**TASK BRIEF:**
In the material below, find each line with the word "plate" and list it.

**DATA IN THIS EXERCISE:**
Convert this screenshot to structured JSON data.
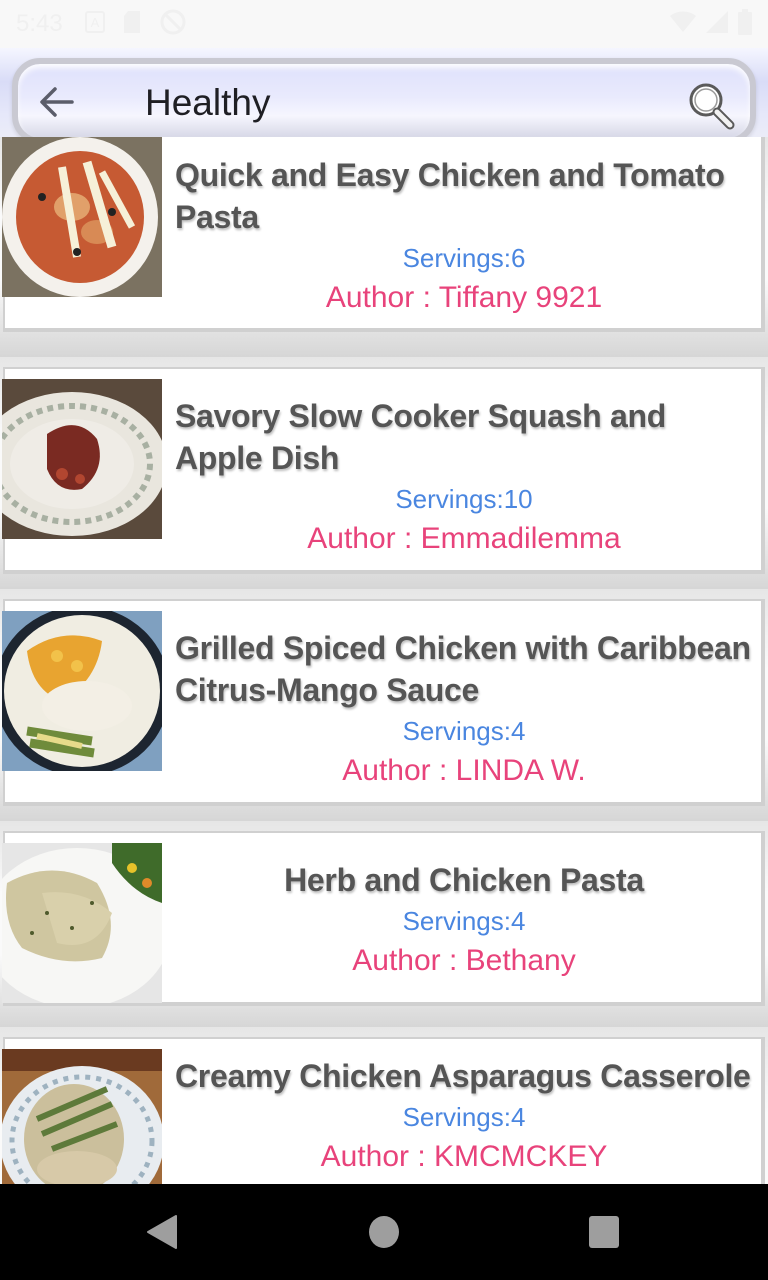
{
  "status_bar": {
    "time": "5:43",
    "icons": [
      "notification-a-icon",
      "sd-card-icon",
      "sync-disabled-icon"
    ],
    "right_icons": [
      "wifi-icon",
      "cell-signal-icon",
      "battery-icon"
    ]
  },
  "header": {
    "back_icon": "arrow-left-icon",
    "title": "Healthy",
    "search_icon": "magnifier-icon"
  },
  "recipes": [
    {
      "title": "Quick and Easy Chicken and Tomato Pasta",
      "servings": "Servings:6",
      "author": "Author : Tiffany 9921",
      "image": "bowl of chicken tomato pasta with shaved parmesan"
    },
    {
      "title": "Savory Slow Cooker Squash and Apple Dish",
      "servings": "Servings:10",
      "author": "Author : Emmadilemma",
      "image": "plate with red-brown squash and apple dish"
    },
    {
      "title": "Grilled Spiced Chicken with Caribbean Citrus-Mango Sauce",
      "servings": "Servings:4",
      "author": "Author : LINDA W.",
      "image": "plate with chicken, mango sauce, rice and asparagus"
    },
    {
      "title": "Herb and Chicken Pasta",
      "servings": "Servings:4",
      "author": "Author : Bethany",
      "image": "plate of herbed chicken with pasta and mixed vegetables"
    },
    {
      "title": "Creamy Chicken Asparagus Casserole",
      "servings": "Servings:4",
      "author": "Author : KMCMCKEY",
      "image": "plate of chicken asparagus casserole over rice"
    }
  ],
  "nav_bar": {
    "back": "nav-back-icon",
    "home": "nav-home-icon",
    "recents": "nav-recents-icon"
  },
  "colors": {
    "servings": "#4a86e0",
    "author": "#e8437b",
    "title": "#555555"
  }
}
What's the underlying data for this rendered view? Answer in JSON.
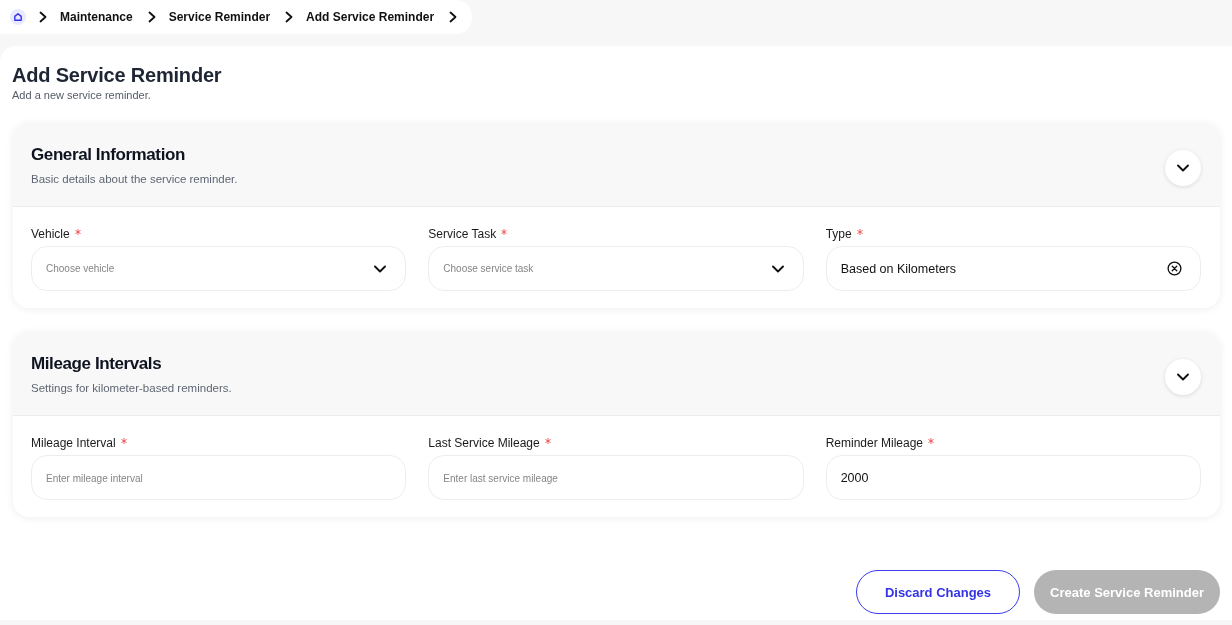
{
  "breadcrumb": {
    "items": [
      {
        "label": "Maintenance"
      },
      {
        "label": "Service Reminder"
      },
      {
        "label": "Add Service Reminder"
      }
    ]
  },
  "header": {
    "title": "Add Service Reminder",
    "subtitle": "Add a new service reminder."
  },
  "sections": [
    {
      "title": "General Information",
      "description": "Basic details about the service reminder.",
      "expanded": true,
      "fields": [
        {
          "label": "Vehicle",
          "required": true,
          "kind": "select",
          "placeholder": "Choose vehicle"
        },
        {
          "label": "Service Task",
          "required": true,
          "kind": "select",
          "placeholder": "Choose service task"
        },
        {
          "label": "Type",
          "required": true,
          "kind": "select",
          "value": "Based on Kilometers",
          "clearable": true
        }
      ]
    },
    {
      "title": "Mileage Intervals",
      "description": "Settings for kilometer-based reminders.",
      "expanded": true,
      "fields": [
        {
          "label": "Mileage Interval",
          "required": true,
          "kind": "input",
          "placeholder": "Enter mileage interval"
        },
        {
          "label": "Last Service Mileage",
          "required": true,
          "kind": "input",
          "placeholder": "Enter last service mileage"
        },
        {
          "label": "Reminder Mileage",
          "required": true,
          "kind": "input",
          "value": "2000"
        }
      ]
    }
  ],
  "buttons": [
    {
      "label": "Discard Changes",
      "kind": "secondary",
      "disabled": false
    },
    {
      "label": "Create Service Reminder",
      "kind": "primary",
      "disabled": true
    }
  ]
}
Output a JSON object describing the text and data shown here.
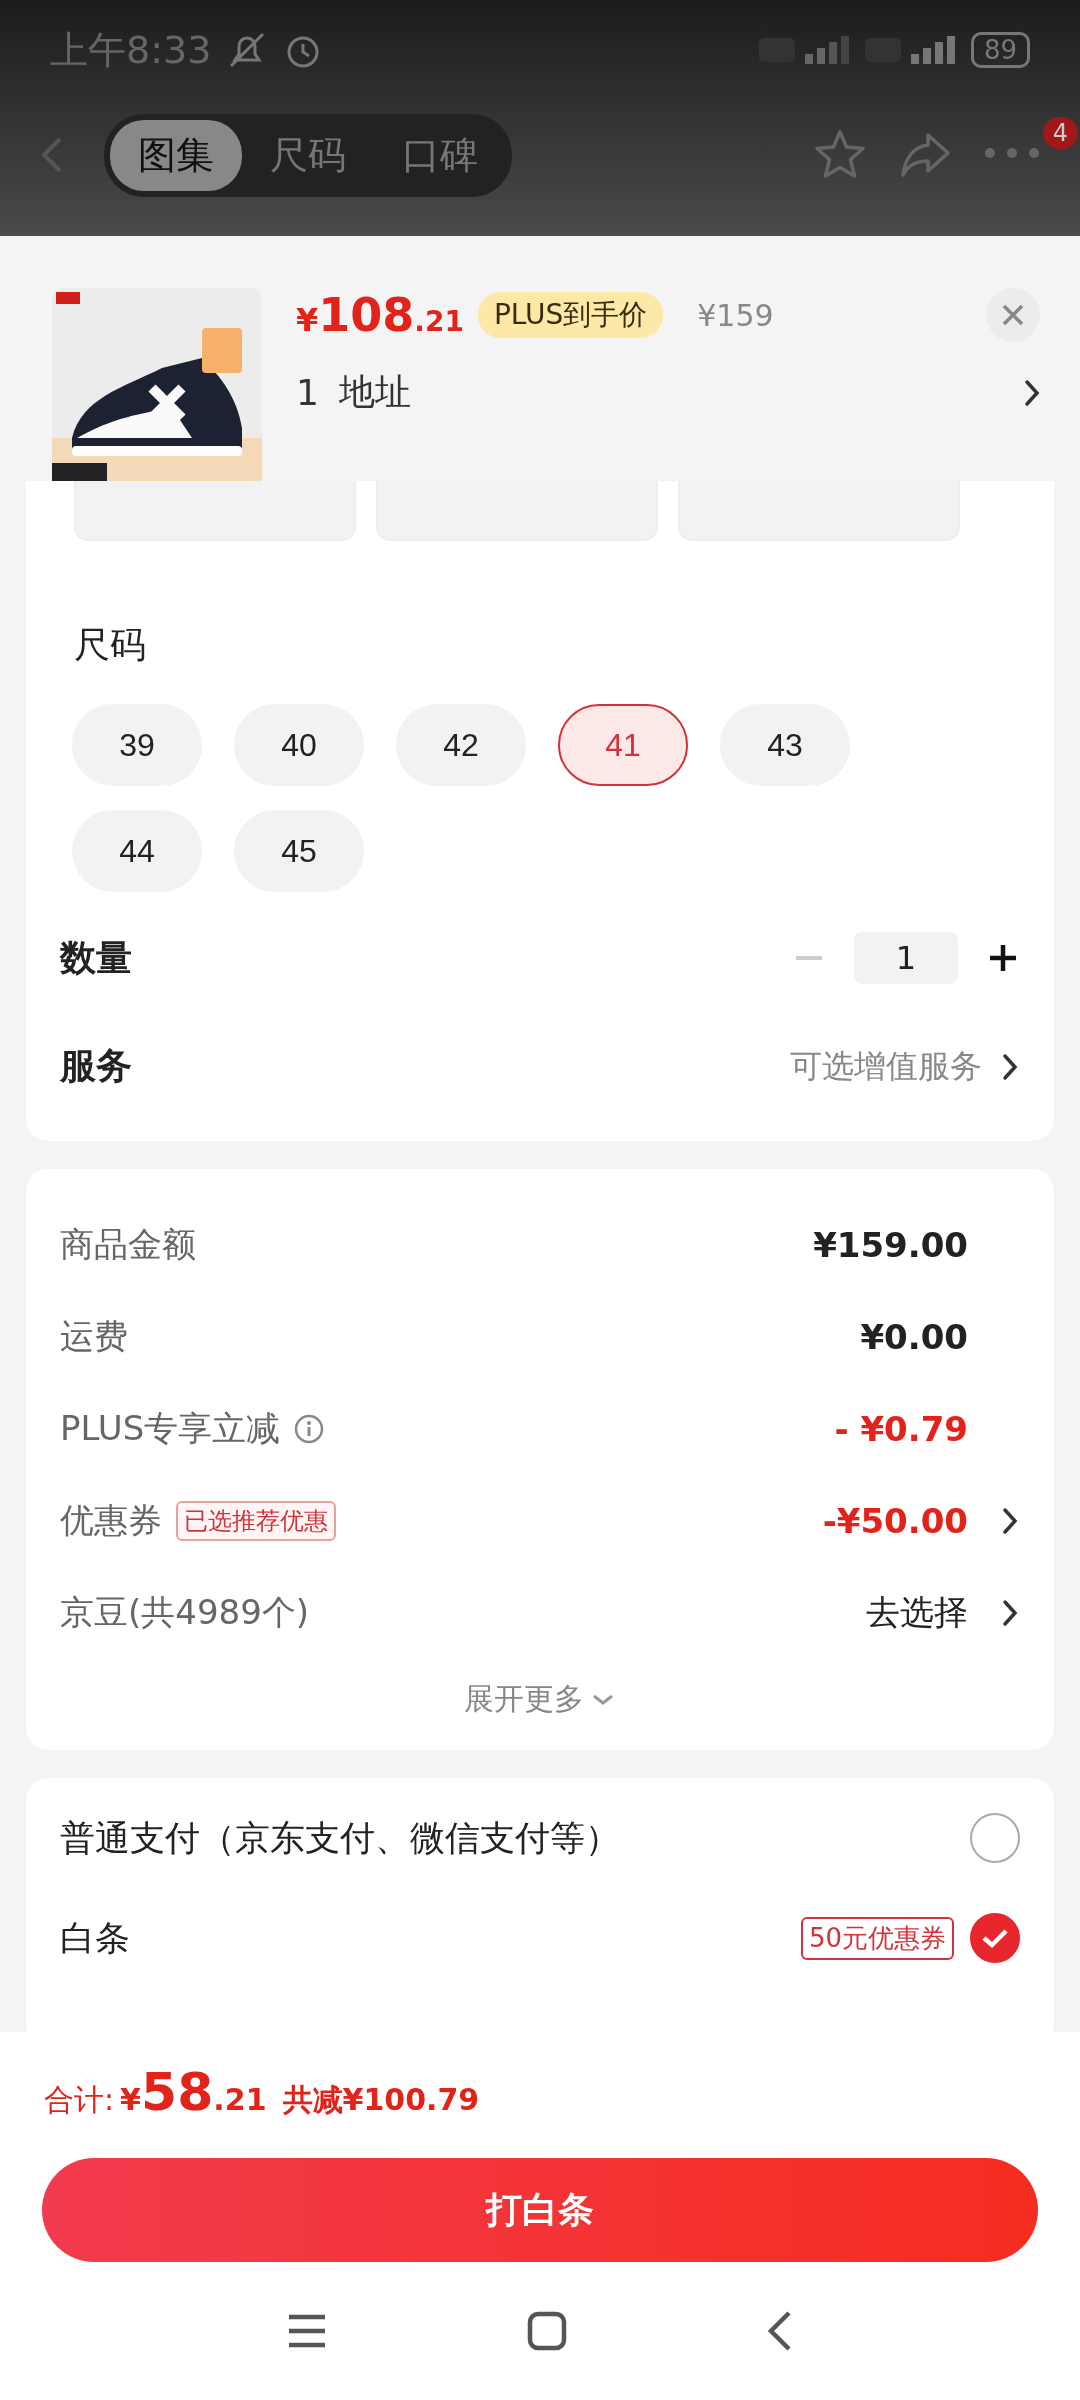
{
  "status_bar": {
    "time": "上午8:33",
    "battery": "89"
  },
  "header": {
    "tabs": [
      {
        "label": "图集",
        "selected": true
      },
      {
        "label": "尺码",
        "selected": false
      },
      {
        "label": "口碑",
        "selected": false
      }
    ],
    "badge": "4"
  },
  "product": {
    "price_symbol": "¥",
    "price_int": "108",
    "price_dec": ".21",
    "plus_tag": "PLUS到手价",
    "original_price": "¥159",
    "address_count": "1",
    "address_label": "地址"
  },
  "colors": [
    {
      "kind": "option"
    },
    {
      "kind": "option"
    },
    {
      "kind": "option"
    }
  ],
  "size_title": "尺码",
  "sizes": [
    {
      "label": "39",
      "selected": false
    },
    {
      "label": "40",
      "selected": false
    },
    {
      "label": "42",
      "selected": false
    },
    {
      "label": "41",
      "selected": true
    },
    {
      "label": "43",
      "selected": false
    },
    {
      "label": "44",
      "selected": false
    },
    {
      "label": "45",
      "selected": false
    }
  ],
  "quantity": {
    "label": "数量",
    "value": "1",
    "minus_disabled": true
  },
  "service": {
    "label": "服务",
    "value": "可选增值服务"
  },
  "fees": [
    {
      "label": "商品金额",
      "value": "¥159.00",
      "kind": "amount",
      "chevron": false
    },
    {
      "label": "运费",
      "value": "¥0.00",
      "kind": "amount",
      "chevron": false
    },
    {
      "label": "PLUS专享立减",
      "value": "- ¥0.79",
      "kind": "discount",
      "info": true,
      "chevron": false
    },
    {
      "label": "优惠券",
      "tag": "已选推荐优惠",
      "value": "-¥50.00",
      "kind": "discount",
      "chevron": true
    },
    {
      "label": "京豆(共4989个)",
      "value": "去选择",
      "kind": "action",
      "chevron": true
    }
  ],
  "expand": "展开更多",
  "payments": [
    {
      "label": "普通支付（京东支付、微信支付等）",
      "selected": false
    },
    {
      "label": "白条",
      "tag": "50元优惠券",
      "selected": true
    }
  ],
  "footer": {
    "total_label": "合计:",
    "total_symbol": "¥",
    "total_int": "58",
    "total_dec": ".21",
    "saved": "共减¥100.79",
    "button": "打白条"
  }
}
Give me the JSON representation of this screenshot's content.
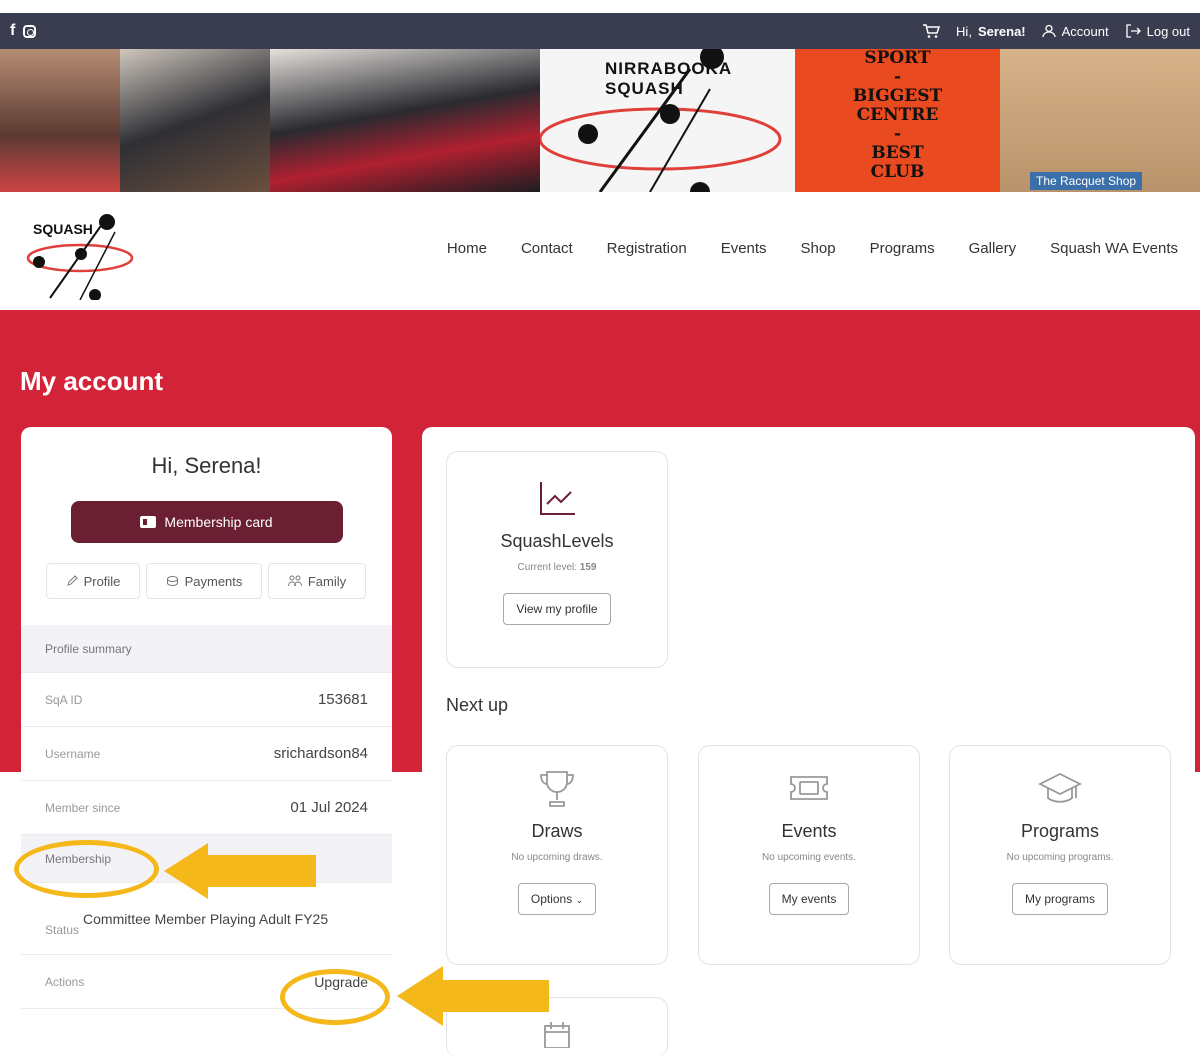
{
  "topbar": {
    "greeting_prefix": "Hi, ",
    "greeting_name": "Serena!",
    "account_label": "Account",
    "logout_label": "Log out"
  },
  "banner": {
    "logo_text": "NIRRABOOKA SQUASH",
    "sign_lines": [
      "SPORT",
      "-",
      "BIGGEST",
      "CENTRE",
      "-",
      "BEST",
      "CLUB"
    ],
    "racquet_text": "The Racquet Shop"
  },
  "nav": [
    "Home",
    "Contact",
    "Registration",
    "Events",
    "Shop",
    "Programs",
    "Gallery",
    "Squash WA Events"
  ],
  "page_title": "My account",
  "left": {
    "greeting": "Hi, Serena!",
    "membership_card_label": "Membership card",
    "tabs": [
      "Profile",
      "Payments",
      "Family"
    ],
    "profile_summary_label": "Profile summary",
    "sqa_id_label": "SqA ID",
    "sqa_id": "153681",
    "username_label": "Username",
    "username": "srichardson84",
    "member_since_label": "Member since",
    "member_since": "01 Jul 2024",
    "membership_label": "Membership",
    "status_label": "Status",
    "status_value": "Committee Member Playing Adult FY25",
    "actions_label": "Actions",
    "upgrade_label": "Upgrade"
  },
  "right": {
    "squashlevels": {
      "title": "SquashLevels",
      "level_prefix": "Current level: ",
      "level": "159",
      "button": "View my profile"
    },
    "next_up": "Next up",
    "draws": {
      "title": "Draws",
      "empty": "No upcoming draws.",
      "button": "Options"
    },
    "events": {
      "title": "Events",
      "empty": "No upcoming events.",
      "button": "My events"
    },
    "programs": {
      "title": "Programs",
      "empty": "No upcoming programs.",
      "button": "My programs"
    }
  },
  "colors": {
    "topbar": "#3a3d4f",
    "red": "#d32338",
    "maroon": "#6b1f32",
    "highlight": "#f4b81a"
  }
}
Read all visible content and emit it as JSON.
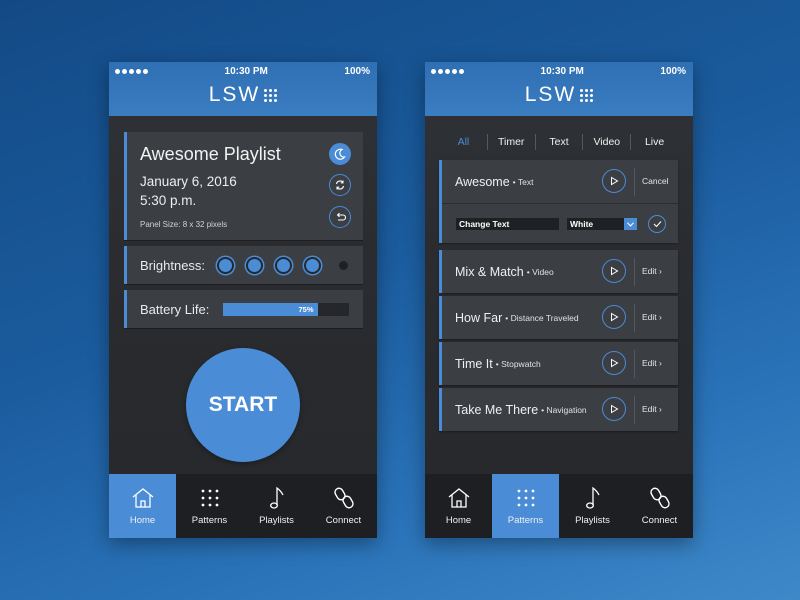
{
  "status": {
    "time": "10:30 PM",
    "battery": "100%"
  },
  "brand": {
    "logo": "LSW"
  },
  "colors": {
    "accent": "#4a8cd6",
    "header": "#3b7dc1",
    "panel": "#3b3e43",
    "tabbar": "#1d1f22"
  },
  "home": {
    "playlist": {
      "title": "Awesome Playlist",
      "date": "January 6, 2016",
      "time": "5:30 p.m.",
      "panel_size": "Panel Size: 8 x 32 pixels",
      "icons": [
        "moon-icon",
        "sync-icon",
        "undo-icon"
      ]
    },
    "brightness": {
      "label": "Brightness:",
      "level": 4,
      "max": 5
    },
    "battery": {
      "label": "Battery Life:",
      "percent": 75,
      "percent_label": "75%"
    },
    "start_label": "START"
  },
  "patterns": {
    "filters": [
      {
        "label": "All",
        "active": true
      },
      {
        "label": "Timer",
        "active": false
      },
      {
        "label": "Text",
        "active": false
      },
      {
        "label": "Video",
        "active": false
      },
      {
        "label": "Live",
        "active": false
      }
    ],
    "items": [
      {
        "name": "Awesome",
        "type": "• Text",
        "action": "Cancel"
      },
      {
        "name": "Mix & Match",
        "type": "• Video",
        "action": "Edit ›"
      },
      {
        "name": "How Far",
        "type": "• Distance Traveled",
        "action": "Edit ›"
      },
      {
        "name": "Time It",
        "type": "• Stopwatch",
        "action": "Edit ›"
      },
      {
        "name": "Take Me There",
        "type": "• Navigation",
        "action": "Edit ›"
      }
    ],
    "editor": {
      "text_value": "Change Text",
      "color_value": "White"
    }
  },
  "tabs": [
    {
      "label": "Home",
      "icon": "home-icon"
    },
    {
      "label": "Patterns",
      "icon": "grid-icon"
    },
    {
      "label": "Playlists",
      "icon": "music-note-icon"
    },
    {
      "label": "Connect",
      "icon": "link-icon"
    }
  ],
  "active_tab": {
    "left": "Home",
    "right": "Patterns"
  }
}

**RESULT:**
      "image": "plate with red-brown squash and apple dish"
      "image": "plate with chicken, mango sauce, rice and asparagus"
      "image": "plate of herbed chicken with pasta and mixed vegetables"
      "image": "plate of chicken asparagus casserole over rice"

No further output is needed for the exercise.